(Extracted material)

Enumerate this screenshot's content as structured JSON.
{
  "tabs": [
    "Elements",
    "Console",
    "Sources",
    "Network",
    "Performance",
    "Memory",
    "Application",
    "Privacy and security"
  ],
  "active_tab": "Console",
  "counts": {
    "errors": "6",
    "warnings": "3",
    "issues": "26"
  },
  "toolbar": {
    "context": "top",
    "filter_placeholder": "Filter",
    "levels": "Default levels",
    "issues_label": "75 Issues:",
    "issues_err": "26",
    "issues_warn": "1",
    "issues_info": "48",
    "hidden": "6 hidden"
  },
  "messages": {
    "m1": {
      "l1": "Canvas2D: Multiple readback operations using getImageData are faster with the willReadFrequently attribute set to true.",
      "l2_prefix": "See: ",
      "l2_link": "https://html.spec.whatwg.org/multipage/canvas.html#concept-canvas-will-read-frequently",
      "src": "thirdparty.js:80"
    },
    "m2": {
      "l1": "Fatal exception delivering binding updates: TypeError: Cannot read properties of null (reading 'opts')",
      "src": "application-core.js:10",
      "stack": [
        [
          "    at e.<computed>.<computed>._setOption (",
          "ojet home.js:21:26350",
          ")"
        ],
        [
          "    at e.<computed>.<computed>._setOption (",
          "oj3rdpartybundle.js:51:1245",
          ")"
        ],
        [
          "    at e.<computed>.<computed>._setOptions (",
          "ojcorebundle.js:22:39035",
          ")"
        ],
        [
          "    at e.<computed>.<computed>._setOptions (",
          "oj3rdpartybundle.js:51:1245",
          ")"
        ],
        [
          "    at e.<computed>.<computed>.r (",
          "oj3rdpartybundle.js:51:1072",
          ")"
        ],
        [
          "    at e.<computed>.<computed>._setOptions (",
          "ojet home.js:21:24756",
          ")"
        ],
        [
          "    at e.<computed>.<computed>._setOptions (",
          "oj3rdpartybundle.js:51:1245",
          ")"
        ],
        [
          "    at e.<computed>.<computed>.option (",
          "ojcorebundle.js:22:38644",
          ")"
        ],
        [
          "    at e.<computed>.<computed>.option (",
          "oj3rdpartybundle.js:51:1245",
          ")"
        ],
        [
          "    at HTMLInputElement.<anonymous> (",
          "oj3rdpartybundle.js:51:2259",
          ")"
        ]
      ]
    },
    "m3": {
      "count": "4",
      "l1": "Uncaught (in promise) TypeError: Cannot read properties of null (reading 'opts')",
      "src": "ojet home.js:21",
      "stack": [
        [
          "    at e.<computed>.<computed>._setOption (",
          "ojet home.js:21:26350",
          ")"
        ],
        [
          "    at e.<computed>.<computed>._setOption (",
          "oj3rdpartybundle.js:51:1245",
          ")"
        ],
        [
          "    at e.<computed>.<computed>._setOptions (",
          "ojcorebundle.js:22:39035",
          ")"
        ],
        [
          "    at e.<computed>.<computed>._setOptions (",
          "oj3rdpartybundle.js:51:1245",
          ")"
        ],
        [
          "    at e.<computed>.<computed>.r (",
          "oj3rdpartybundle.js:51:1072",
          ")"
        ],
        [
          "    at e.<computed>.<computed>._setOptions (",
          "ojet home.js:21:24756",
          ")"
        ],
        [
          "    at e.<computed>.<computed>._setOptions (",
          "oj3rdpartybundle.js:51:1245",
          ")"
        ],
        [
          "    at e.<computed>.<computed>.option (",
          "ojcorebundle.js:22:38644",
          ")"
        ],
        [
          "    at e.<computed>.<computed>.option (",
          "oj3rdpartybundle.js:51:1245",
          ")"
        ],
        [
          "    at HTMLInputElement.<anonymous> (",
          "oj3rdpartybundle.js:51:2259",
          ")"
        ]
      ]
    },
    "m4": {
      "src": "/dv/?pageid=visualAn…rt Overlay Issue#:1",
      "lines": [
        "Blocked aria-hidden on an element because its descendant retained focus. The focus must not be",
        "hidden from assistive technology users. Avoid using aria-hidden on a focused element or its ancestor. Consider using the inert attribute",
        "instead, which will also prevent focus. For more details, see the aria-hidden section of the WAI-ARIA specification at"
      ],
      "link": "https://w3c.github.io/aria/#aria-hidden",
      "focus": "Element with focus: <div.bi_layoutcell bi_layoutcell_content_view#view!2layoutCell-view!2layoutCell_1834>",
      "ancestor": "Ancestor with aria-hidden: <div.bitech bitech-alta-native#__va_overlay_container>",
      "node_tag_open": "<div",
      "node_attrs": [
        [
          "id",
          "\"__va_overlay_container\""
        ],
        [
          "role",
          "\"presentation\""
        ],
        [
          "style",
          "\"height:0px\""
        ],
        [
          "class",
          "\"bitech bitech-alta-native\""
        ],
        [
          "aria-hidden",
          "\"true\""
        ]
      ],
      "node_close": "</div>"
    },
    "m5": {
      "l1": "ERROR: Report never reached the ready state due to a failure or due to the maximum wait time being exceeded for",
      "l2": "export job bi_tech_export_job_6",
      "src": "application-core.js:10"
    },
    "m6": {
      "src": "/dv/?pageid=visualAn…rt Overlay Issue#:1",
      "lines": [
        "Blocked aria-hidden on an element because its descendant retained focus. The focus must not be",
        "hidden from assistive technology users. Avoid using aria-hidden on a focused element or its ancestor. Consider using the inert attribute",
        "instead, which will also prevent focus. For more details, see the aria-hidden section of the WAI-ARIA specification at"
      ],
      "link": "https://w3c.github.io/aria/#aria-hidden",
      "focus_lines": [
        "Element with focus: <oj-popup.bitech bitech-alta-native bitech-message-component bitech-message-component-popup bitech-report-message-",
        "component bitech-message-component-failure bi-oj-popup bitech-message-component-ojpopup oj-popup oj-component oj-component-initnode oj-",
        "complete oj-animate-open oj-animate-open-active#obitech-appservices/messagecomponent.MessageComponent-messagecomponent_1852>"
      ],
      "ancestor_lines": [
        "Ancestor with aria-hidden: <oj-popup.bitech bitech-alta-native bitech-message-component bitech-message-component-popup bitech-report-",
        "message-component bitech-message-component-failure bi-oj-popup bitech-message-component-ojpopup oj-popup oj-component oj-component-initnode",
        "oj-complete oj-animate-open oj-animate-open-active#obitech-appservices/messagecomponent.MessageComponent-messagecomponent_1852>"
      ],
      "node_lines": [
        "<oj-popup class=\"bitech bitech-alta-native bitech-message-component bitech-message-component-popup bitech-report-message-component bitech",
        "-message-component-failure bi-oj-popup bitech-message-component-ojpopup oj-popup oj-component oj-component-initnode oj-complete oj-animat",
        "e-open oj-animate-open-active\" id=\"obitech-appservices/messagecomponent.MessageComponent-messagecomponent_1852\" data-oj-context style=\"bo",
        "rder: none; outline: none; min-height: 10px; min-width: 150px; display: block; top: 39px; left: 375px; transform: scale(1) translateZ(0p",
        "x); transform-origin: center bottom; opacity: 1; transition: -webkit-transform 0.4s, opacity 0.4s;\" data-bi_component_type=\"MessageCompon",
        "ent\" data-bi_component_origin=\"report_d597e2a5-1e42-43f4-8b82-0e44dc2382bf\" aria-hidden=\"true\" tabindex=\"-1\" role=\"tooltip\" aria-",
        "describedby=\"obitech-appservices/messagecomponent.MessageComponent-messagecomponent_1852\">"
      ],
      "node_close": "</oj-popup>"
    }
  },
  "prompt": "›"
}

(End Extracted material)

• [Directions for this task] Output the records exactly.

• [Solution]
Enumerate this screenshot's content as structured JSON.
{
  "tabs": [
    "Elements",
    "Console",
    "Sources",
    "Network",
    "Performance",
    "Memory",
    "Application",
    "Privacy and security"
  ],
  "active_tab": "Console",
  "counts": {
    "errors": "6",
    "warnings": "3",
    "issues": "26"
  },
  "toolbar": {
    "context": "top",
    "filter_placeholder": "Filter",
    "levels": "Default levels",
    "issues_label": "75 Issues:",
    "issues_err": "26",
    "issues_warn": "1",
    "issues_info": "48",
    "hidden": "6 hidden"
  },
  "messages": {
    "m1": {
      "l1": "Canvas2D: Multiple readback operations using getImageData are faster with the willReadFrequently attribute set to true.",
      "l2_prefix": "See: ",
      "l2_link": "https://html.spec.whatwg.org/multipage/canvas.html#concept-canvas-will-read-frequently",
      "src": "thirdparty.js:80"
    },
    "m2": {
      "l1": "Fatal exception delivering binding updates: TypeError: Cannot read properties of null (reading 'opts')",
      "src": "application-core.js:10",
      "stack": [
        [
          "    at e.<computed>.<computed>._setOption (",
          "ojet home.js:21:26350",
          ")"
        ],
        [
          "    at e.<computed>.<computed>._setOption (",
          "oj3rdpartybundle.js:51:1245",
          ")"
        ],
        [
          "    at e.<computed>.<computed>._setOptions (",
          "ojcorebundle.js:22:39035",
          ")"
        ],
        [
          "    at e.<computed>.<computed>._setOptions (",
          "oj3rdpartybundle.js:51:1245",
          ")"
        ],
        [
          "    at e.<computed>.<computed>.r (",
          "oj3rdpartybundle.js:51:1072",
          ")"
        ],
        [
          "    at e.<computed>.<computed>._setOptions (",
          "ojet home.js:21:24756",
          ")"
        ],
        [
          "    at e.<computed>.<computed>._setOptions (",
          "oj3rdpartybundle.js:51:1245",
          ")"
        ],
        [
          "    at e.<computed>.<computed>.option (",
          "ojcorebundle.js:22:38644",
          ")"
        ],
        [
          "    at e.<computed>.<computed>.option (",
          "oj3rdpartybundle.js:51:1245",
          ")"
        ],
        [
          "    at HTMLInputElement.<anonymous> (",
          "oj3rdpartybundle.js:51:2259",
          ")"
        ]
      ]
    },
    "m3": {
      "count": "4",
      "l1": "Uncaught (in promise) TypeError: Cannot read properties of null (reading 'opts')",
      "src": "ojet home.js:21",
      "stack": [
        [
          "    at e.<computed>.<computed>._setOption (",
          "ojet home.js:21:26350",
          ")"
        ],
        [
          "    at e.<computed>.<computed>._setOption (",
          "oj3rdpartybundle.js:51:1245",
          ")"
        ],
        [
          "    at e.<computed>.<computed>._setOptions (",
          "ojcorebundle.js:22:39035",
          ")"
        ],
        [
          "    at e.<computed>.<computed>._setOptions (",
          "oj3rdpartybundle.js:51:1245",
          ")"
        ],
        [
          "    at e.<computed>.<computed>.r (",
          "oj3rdpartybundle.js:51:1072",
          ")"
        ],
        [
          "    at e.<computed>.<computed>._setOptions (",
          "ojet home.js:21:24756",
          ")"
        ],
        [
          "    at e.<computed>.<computed>._setOptions (",
          "oj3rdpartybundle.js:51:1245",
          ")"
        ],
        [
          "    at e.<computed>.<computed>.option (",
          "ojcorebundle.js:22:38644",
          ")"
        ],
        [
          "    at e.<computed>.<computed>.option (",
          "oj3rdpartybundle.js:51:1245",
          ")"
        ],
        [
          "    at HTMLInputElement.<anonymous> (",
          "oj3rdpartybundle.js:51:2259",
          ")"
        ]
      ]
    },
    "m4": {
      "src": "/dv/?pageid=visualAn…rt Overlay Issue#:1",
      "lines": [
        "Blocked aria-hidden on an element because its descendant retained focus. The focus must not be",
        "hidden from assistive technology users. Avoid using aria-hidden on a focused element or its ancestor. Consider using the inert attribute",
        "instead, which will also prevent focus. For more details, see the aria-hidden section of the WAI-ARIA specification at"
      ],
      "link": "https://w3c.github.io/aria/#aria-hidden",
      "focus": "Element with focus: <div.bi_layoutcell bi_layoutcell_content_view#view!2layoutCell-view!2layoutCell_1834>",
      "ancestor": "Ancestor with aria-hidden: <div.bitech bitech-alta-native#__va_overlay_container>",
      "node_tag_open": "<div",
      "node_attrs": [
        [
          "id",
          "\"__va_overlay_container\""
        ],
        [
          "role",
          "\"presentation\""
        ],
        [
          "style",
          "\"height:0px\""
        ],
        [
          "class",
          "\"bitech bitech-alta-native\""
        ],
        [
          "aria-hidden",
          "\"true\""
        ]
      ],
      "node_close": "</div>"
    },
    "m5": {
      "l1": "ERROR: Report never reached the ready state due to a failure or due to the maximum wait time being exceeded for",
      "l2": "export job bi_tech_export_job_6",
      "src": "application-core.js:10"
    },
    "m6": {
      "src": "/dv/?pageid=visualAn…rt Overlay Issue#:1",
      "lines": [
        "Blocked aria-hidden on an element because its descendant retained focus. The focus must not be",
        "hidden from assistive technology users. Avoid using aria-hidden on a focused element or its ancestor. Consider using the inert attribute",
        "instead, which will also prevent focus. For more details, see the aria-hidden section of the WAI-ARIA specification at"
      ],
      "link": "https://w3c.github.io/aria/#aria-hidden",
      "focus_lines": [
        "Element with focus: <oj-popup.bitech bitech-alta-native bitech-message-component bitech-message-component-popup bitech-report-message-",
        "component bitech-message-component-failure bi-oj-popup bitech-message-component-ojpopup oj-popup oj-component oj-component-initnode oj-",
        "complete oj-animate-open oj-animate-open-active#obitech-appservices/messagecomponent.MessageComponent-messagecomponent_1852>"
      ],
      "ancestor_lines": [
        "Ancestor with aria-hidden: <oj-popup.bitech bitech-alta-native bitech-message-component bitech-message-component-popup bitech-report-",
        "message-component bitech-message-component-failure bi-oj-popup bitech-message-component-ojpopup oj-popup oj-component oj-component-initnode",
        "oj-complete oj-animate-open oj-animate-open-active#obitech-appservices/messagecomponent.MessageComponent-messagecomponent_1852>"
      ],
      "node_lines": [
        "<oj-popup class=\"bitech bitech-alta-native bitech-message-component bitech-message-component-popup bitech-report-message-component bitech",
        "-message-component-failure bi-oj-popup bitech-message-component-ojpopup oj-popup oj-component oj-component-initnode oj-complete oj-animat",
        "e-open oj-animate-open-active\" id=\"obitech-appservices/messagecomponent.MessageComponent-messagecomponent_1852\" data-oj-context style=\"bo",
        "rder: none; outline: none; min-height: 10px; min-width: 150px; display: block; top: 39px; left: 375px; transform: scale(1) translateZ(0p",
        "x); transform-origin: center bottom; opacity: 1; transition: -webkit-transform 0.4s, opacity 0.4s;\" data-bi_component_type=\"MessageCompon",
        "ent\" data-bi_component_origin=\"report_d597e2a5-1e42-43f4-8b82-0e44dc2382bf\" aria-hidden=\"true\" tabindex=\"-1\" role=\"tooltip\" aria-",
        "describedby=\"obitech-appservices/messagecomponent.MessageComponent-messagecomponent_1852\">"
      ],
      "node_close": "</oj-popup>"
    }
  },
  "prompt": "›"
}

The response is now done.